The "oinks" part of this post was especially delectable. Anytime you can seamlessly work some sort of porcine term (that's my new favorite word: porcine) into a queer identity narrative, you've done right by the universe.

BTW, if I ever get my blogroll back up, you'll be on it again. Half of what you write drives me nucking futs, and the other half makes we want to screamingly cheer you from my humble rooftop. As I believe I said at ISTM, I need a diet of regular feminist contradiction to keep me toned, and your words are nothing if not, er, fibrous in all the most essential ways.

Quite respectfully - V.

belledame222 said...

Hey, VM, I saw your comment come through via email and was wondering where the hell it went. the "oinks" tipped me off.

that's (one of the many) trouble(s) with blogger; they let you know when you get a new comment but they don't say -where.- if it's on the front page it's pretty obvious, but if not...looks like i missed badgerbag too, a while ago. which, to answer: no, no i haven't. i could try, but he's got a really common last name and i pretty much lost track of him after high school. although i -thought- i saw him working at Nordstrom's once, but that was a really long time ago.

anyway, cheers, VM, heh. now i'm wondering which half was which. funny, i was just thinking about you as well as someone else who just popped up on my board this morning after a long while; i was gonna go around to both of yer blogs, but hadn't yet gotten there. wooo.
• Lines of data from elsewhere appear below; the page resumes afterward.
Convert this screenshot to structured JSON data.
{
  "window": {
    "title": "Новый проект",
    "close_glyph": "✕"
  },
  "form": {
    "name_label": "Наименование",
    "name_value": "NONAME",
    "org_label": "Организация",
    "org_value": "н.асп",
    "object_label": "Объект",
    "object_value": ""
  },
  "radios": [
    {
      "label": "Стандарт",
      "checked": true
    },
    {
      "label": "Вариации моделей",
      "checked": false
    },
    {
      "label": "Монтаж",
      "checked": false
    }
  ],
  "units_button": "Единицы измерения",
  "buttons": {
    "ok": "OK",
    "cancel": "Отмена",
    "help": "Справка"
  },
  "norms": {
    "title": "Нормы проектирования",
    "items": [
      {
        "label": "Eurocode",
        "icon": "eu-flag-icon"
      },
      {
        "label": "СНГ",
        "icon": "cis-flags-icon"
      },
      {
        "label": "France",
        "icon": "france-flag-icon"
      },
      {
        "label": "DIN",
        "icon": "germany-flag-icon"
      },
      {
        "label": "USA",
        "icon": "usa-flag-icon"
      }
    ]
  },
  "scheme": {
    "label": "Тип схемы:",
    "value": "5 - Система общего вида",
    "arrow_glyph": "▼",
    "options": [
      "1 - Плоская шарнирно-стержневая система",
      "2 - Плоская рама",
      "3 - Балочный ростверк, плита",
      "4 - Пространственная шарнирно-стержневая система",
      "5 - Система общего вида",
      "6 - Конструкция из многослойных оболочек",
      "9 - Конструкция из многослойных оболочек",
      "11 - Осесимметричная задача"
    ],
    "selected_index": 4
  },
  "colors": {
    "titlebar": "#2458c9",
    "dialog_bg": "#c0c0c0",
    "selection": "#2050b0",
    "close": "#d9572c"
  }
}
if you're spelunking the archives, i've probably changed my mind on a few things since the earliest days.